Yingluck said the government can still govern. ... I want to say that they will only be able to work for a few more days, then we will not let them work anymore
Suthep Thaugsuban, ex-prime minister

The controversial former telecoms tycoon was ousted in a coup in 2006 and lives in self-imposed exile, but he is widely believed to be the real power behind the embattled government of his younger sister.

Protesters are demanding the end of the “Thaksin regime” and want to replace the government with an unelected “people’s council”.

“We are deploying two companies of police [around 300 officers] at Puea Thai party headquarters after they asked for protection,” deputy national police chief Worapong Siewpreecha said.

In a televised address, Yingluck urged demonstrators to call off their protests and said the government did not want confrontation.

But a defiant rally leader, Suthep Thaugsuban, a deputy prime minister in the previous government, rejected any suggestion of talks in a tub-thumping late night speech that set a fresh deadline for the demonstrations to reach their climax.

“Yingluck said the government can still govern, can still work. I want to say that they will only be able to work for a few more days, then we will not let them work anymore,” he told several thousand supporters in Bangkok.

The protests snowballed after the ruling party tried to introduce an amnesty that could have allowed Thaksin’s return from self-imposed exile, and the rallies have continued despite a Senate move to reject the bill.

Watch: Rally leaders defy PM’s calls for end to protests

Rise and fall in numbers

With their spirits buoyed by free food and a party atmosphere, demonstrators have massed at several locations around the capital, including outside many major government buildings. Their numbers have fallen sharply since an estimated crowd of up to 180,000 people joined an opposition rally on Sunday.

But turnout is expected to spike again over the weekend as organisers seek a final push ahead of celebrations for revered King Bhumibol Adulyadej’s birthday on December 5, which are traditionally marked in an atmosphere of calm and respect.

While the latest rallies have been largely peaceful, a minor clash broke out on Thursday between pro- and anti-government supporters in the province of Pathum Thani on the northern outskirts of Bangkok, police said.

“Two anti-government supporters suffered minor injuries. They might have been hit with a wooden stick,” said provincial police commander Major General Smithi Mukdasanit.

A minor confrontation between the two sides was also reported in the northeastern province of Mahasarakam, although nobody was injured.

The demonstrators have a presence at five locations in Bangkok, three in its historic heart, one in the city’s northern fringe and another at the Finance Ministry they have occupied since Monday.

The Civil Movement for Democracy, as the demonstrators are known, has garnered support from white-collar workers and 45 unions with a combined 200,000 members.

The end game

As the rallies drag on, questions are being raised about what lies ahead in a conflict that broadly pits urban middle classes against the mostly rural supporters of Thaksin, a divisive tycoon ousted in a 2006 military coup and central to Thailand’s eight years of on-off turmoil.

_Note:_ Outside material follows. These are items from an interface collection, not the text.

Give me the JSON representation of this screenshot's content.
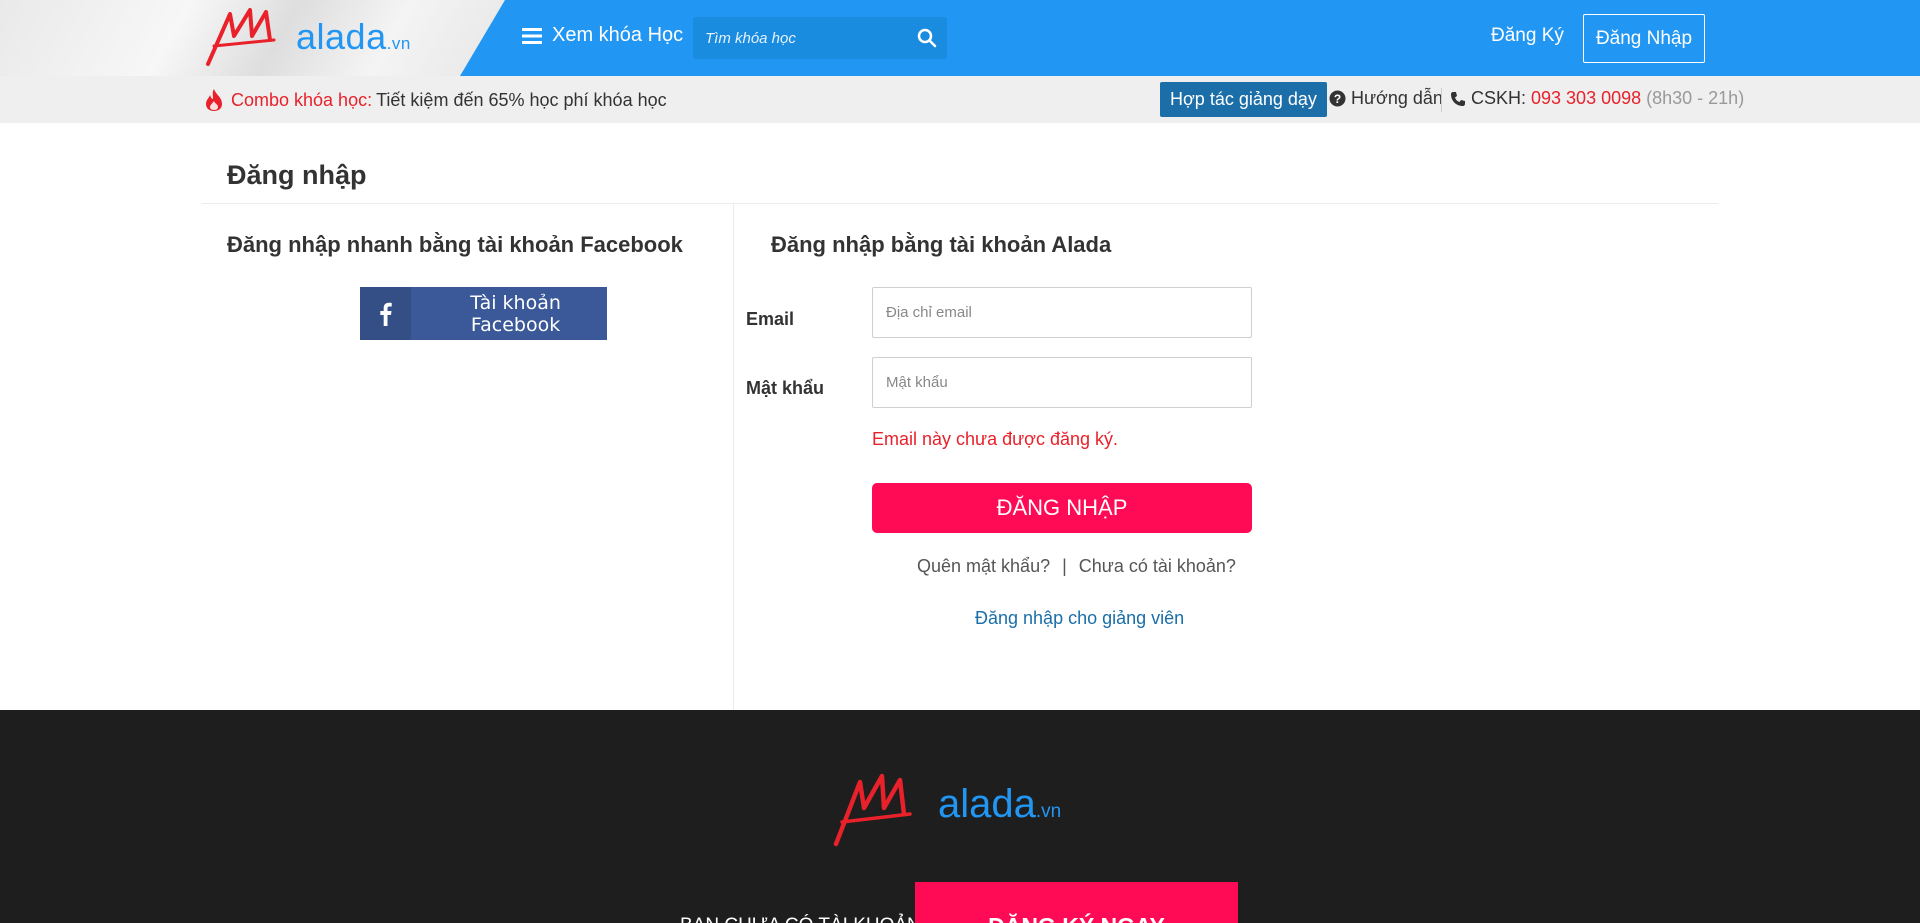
{
  "header": {
    "logo_text": "alada",
    "logo_suffix": ".vn",
    "browse_label": "Xem khóa Học",
    "search_placeholder": "Tìm khóa học",
    "signup_label": "Đăng Ký",
    "login_label": "Đăng Nhập",
    "primary_color": "#2196f3"
  },
  "subbar": {
    "combo_label": "Combo khóa học:",
    "combo_text": "Tiết kiệm đến 65% học phí khóa học",
    "partner_label": "Hợp tác giảng dạy",
    "guide_label": "Hướng dẫn",
    "cskh_label": "CSKH:",
    "cskh_phone": "093 303 0098",
    "cskh_hours": "(8h30 - 21h)"
  },
  "main": {
    "page_title": "Đăng nhập",
    "facebook": {
      "heading": "Đăng nhập nhanh bằng tài khoản Facebook",
      "button_label": "Tài khoản Facebook",
      "color": "#3b5998"
    },
    "alada_form": {
      "heading": "Đăng nhập bằng tài khoản Alada",
      "email_label": "Email",
      "email_placeholder": "Địa chỉ email",
      "email_value": "",
      "password_label": "Mật khẩu",
      "password_placeholder": "Mật khẩu",
      "password_value": "",
      "error_message": "Email này chưa được đăng ký.",
      "submit_label": "ĐĂNG NHẬP",
      "forgot_label": "Quên mật khẩu?",
      "separator": "|",
      "no_account_label": "Chưa có tài khoản?",
      "instructor_label": "Đăng nhập cho giảng viên",
      "accent_color": "#ff0a54",
      "error_color": "#e8212a"
    }
  },
  "footer": {
    "logo_text": "alada",
    "logo_suffix": ".vn",
    "no_account_text": "BẠN CHƯA CÓ TÀI KHOẢN?",
    "register_label": "ĐĂNG KÝ NGAY"
  }
}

Pro-Thaksin parties have won every election for more than a decade.

Yingluck has ruled out resigning or dissolving parliament.

Before thousands of supporters occupying a state office complex in a Bangkok suburb, protest leader Suthep vowed firm action, but was unwilling to say what that would be.

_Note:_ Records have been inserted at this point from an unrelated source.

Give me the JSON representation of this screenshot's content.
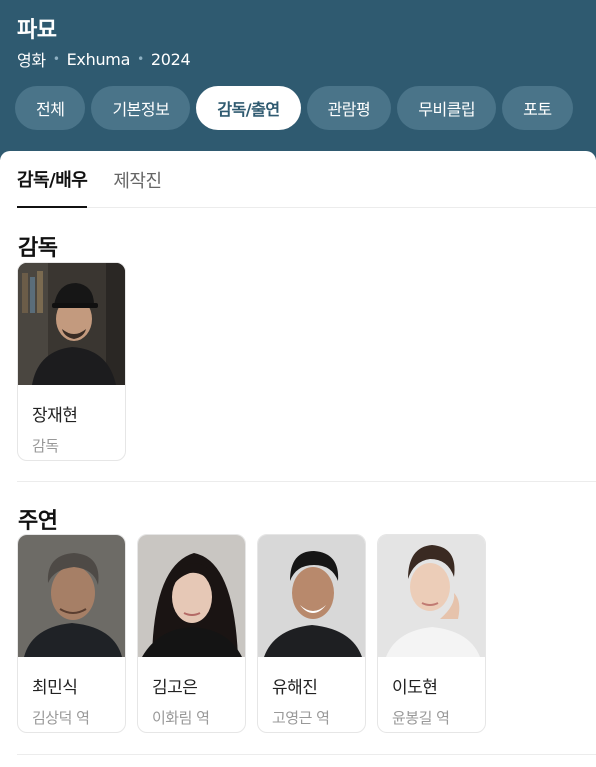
{
  "movie": {
    "title": "파묘",
    "meta": [
      "영화",
      "Exhuma",
      "2024"
    ]
  },
  "tabs": [
    "전체",
    "기본정보",
    "감독/출연",
    "관람평",
    "무비클립",
    "포토"
  ],
  "active_tab": "감독/출연",
  "subtabs": [
    "감독/배우",
    "제작진"
  ],
  "active_subtab": "감독/배우",
  "sections": {
    "director": {
      "title": "감독",
      "people": [
        {
          "name": "장재현",
          "role": "감독"
        }
      ]
    },
    "cast": {
      "title": "주연",
      "people": [
        {
          "name": "최민식",
          "role": "김상덕 역"
        },
        {
          "name": "김고은",
          "role": "이화림 역"
        },
        {
          "name": "유해진",
          "role": "고영근 역"
        },
        {
          "name": "이도현",
          "role": "윤봉길 역"
        }
      ]
    }
  },
  "colors": {
    "header_bg": "#2f5a70",
    "tab_bg": "#4a7489",
    "active_tab_text": "#2f5a70"
  }
}
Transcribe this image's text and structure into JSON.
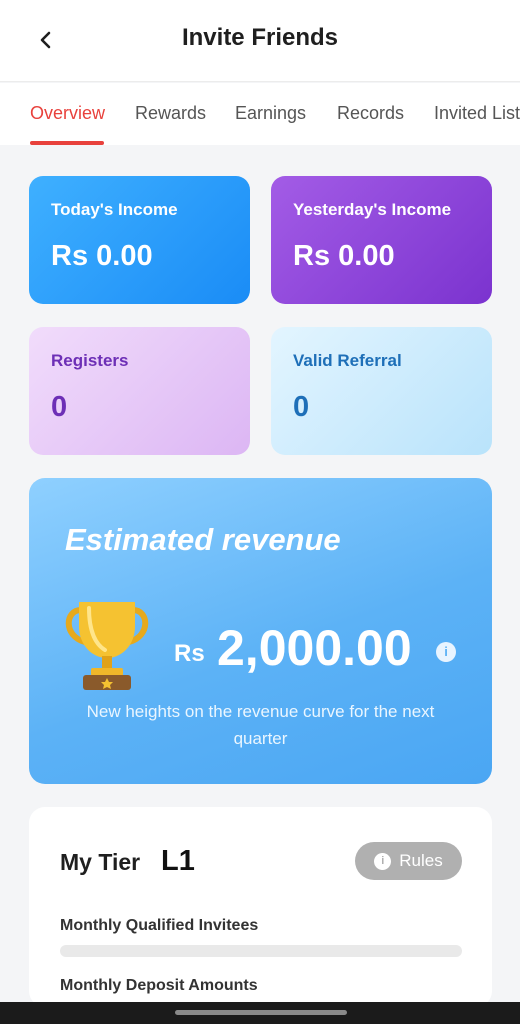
{
  "header": {
    "title": "Invite Friends",
    "back_icon": "chevron-left-icon"
  },
  "tabs": [
    {
      "label": "Overview",
      "active": true
    },
    {
      "label": "Rewards",
      "active": false
    },
    {
      "label": "Earnings",
      "active": false
    },
    {
      "label": "Records",
      "active": false
    },
    {
      "label": "Invited List",
      "active": false
    }
  ],
  "stats": {
    "today": {
      "label": "Today's Income",
      "value": "Rs 0.00"
    },
    "yesterday": {
      "label": "Yesterday's Income",
      "value": "Rs 0.00"
    },
    "registers": {
      "label": "Registers",
      "value": "0"
    },
    "valid": {
      "label": "Valid Referral",
      "value": "0"
    }
  },
  "estimated": {
    "title": "Estimated revenue",
    "currency": "Rs",
    "amount": "2,000.00",
    "info_icon": "info-icon",
    "trophy_icon": "trophy-icon",
    "description": "New heights on the revenue curve for the next quarter"
  },
  "tier": {
    "title": "My Tier",
    "level": "L1",
    "rules_label": "Rules",
    "qualified_label": "Monthly Qualified Invitees",
    "qualified_progress": 0,
    "deposit_label": "Monthly Deposit Amounts"
  },
  "colors": {
    "accent": "#e8413c",
    "today_card": "#2b9cfa",
    "yesterday_card": "#8d44d9",
    "registers_card": "#e5c8f7",
    "valid_card": "#cfeeff",
    "estimated_card": "#6dbcf7"
  }
}
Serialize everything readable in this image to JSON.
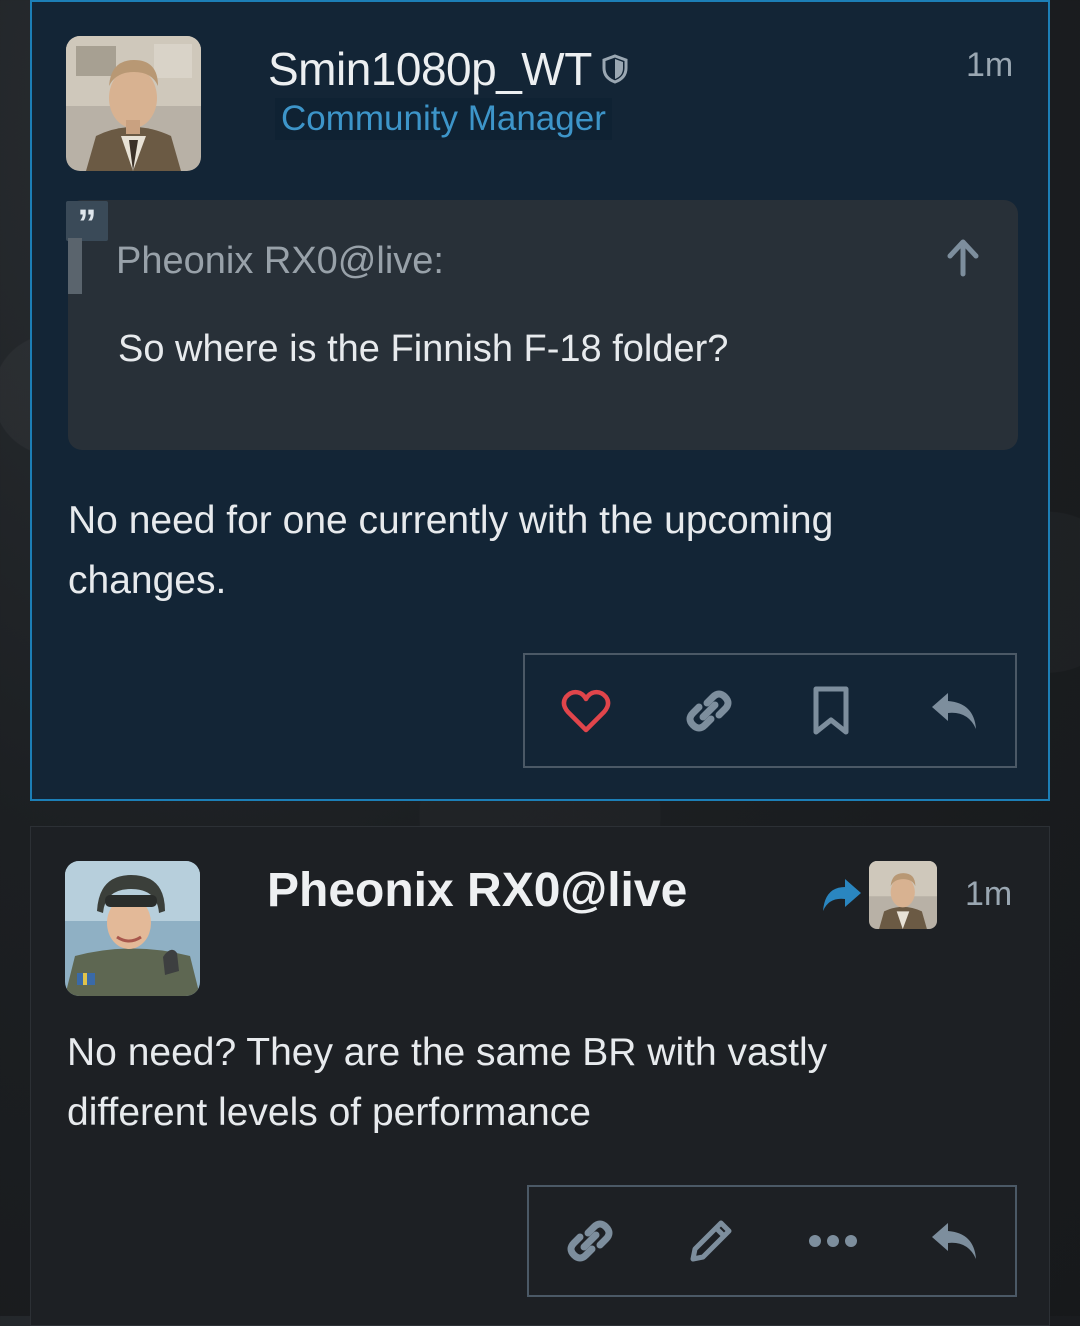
{
  "posts": [
    {
      "username": "Smin1080p_WT",
      "user_title": "Community Manager",
      "time": "1m",
      "quote": {
        "marker": "”",
        "author": "Pheonix RX0@live:",
        "text": "So where is the Finnish F-18 folder?"
      },
      "body": "No need for one currently with the upcoming changes.",
      "actions": [
        "like-icon",
        "link-icon",
        "bookmark-icon",
        "reply-icon"
      ]
    },
    {
      "username": "Pheonix RX0@live",
      "time": "1m",
      "body": "No need? They are the same BR with vastly different levels of performance",
      "actions": [
        "link-icon",
        "edit-icon",
        "more-icon",
        "reply-icon"
      ]
    }
  ],
  "colors": {
    "accent": "#1c7fb7",
    "title": "#3d95c9",
    "like": "#e0454b",
    "icon": "#7d8e9d"
  }
}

“The end game will happen in the next day or two. All will be revealed tomorrow night,” he said last night.

His rhetoric may not rattle a government asserting its legitimacy and intent on riding out the storm. As tensions mount, it has urged police and its supporters to avoid confronting demonstrators it says are running out of steam.

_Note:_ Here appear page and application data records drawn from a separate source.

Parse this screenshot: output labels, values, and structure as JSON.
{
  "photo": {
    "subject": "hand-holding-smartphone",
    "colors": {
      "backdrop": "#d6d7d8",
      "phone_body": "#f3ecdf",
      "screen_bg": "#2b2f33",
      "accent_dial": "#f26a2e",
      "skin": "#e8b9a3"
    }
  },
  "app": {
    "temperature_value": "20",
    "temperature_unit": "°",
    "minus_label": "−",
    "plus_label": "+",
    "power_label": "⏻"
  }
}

“The government will not instigate a violent situation because that is exactly what Suthep wants,” said Udomdet Rattanasatein, a lawmaker from Puea Thai. “We will not be provoked.”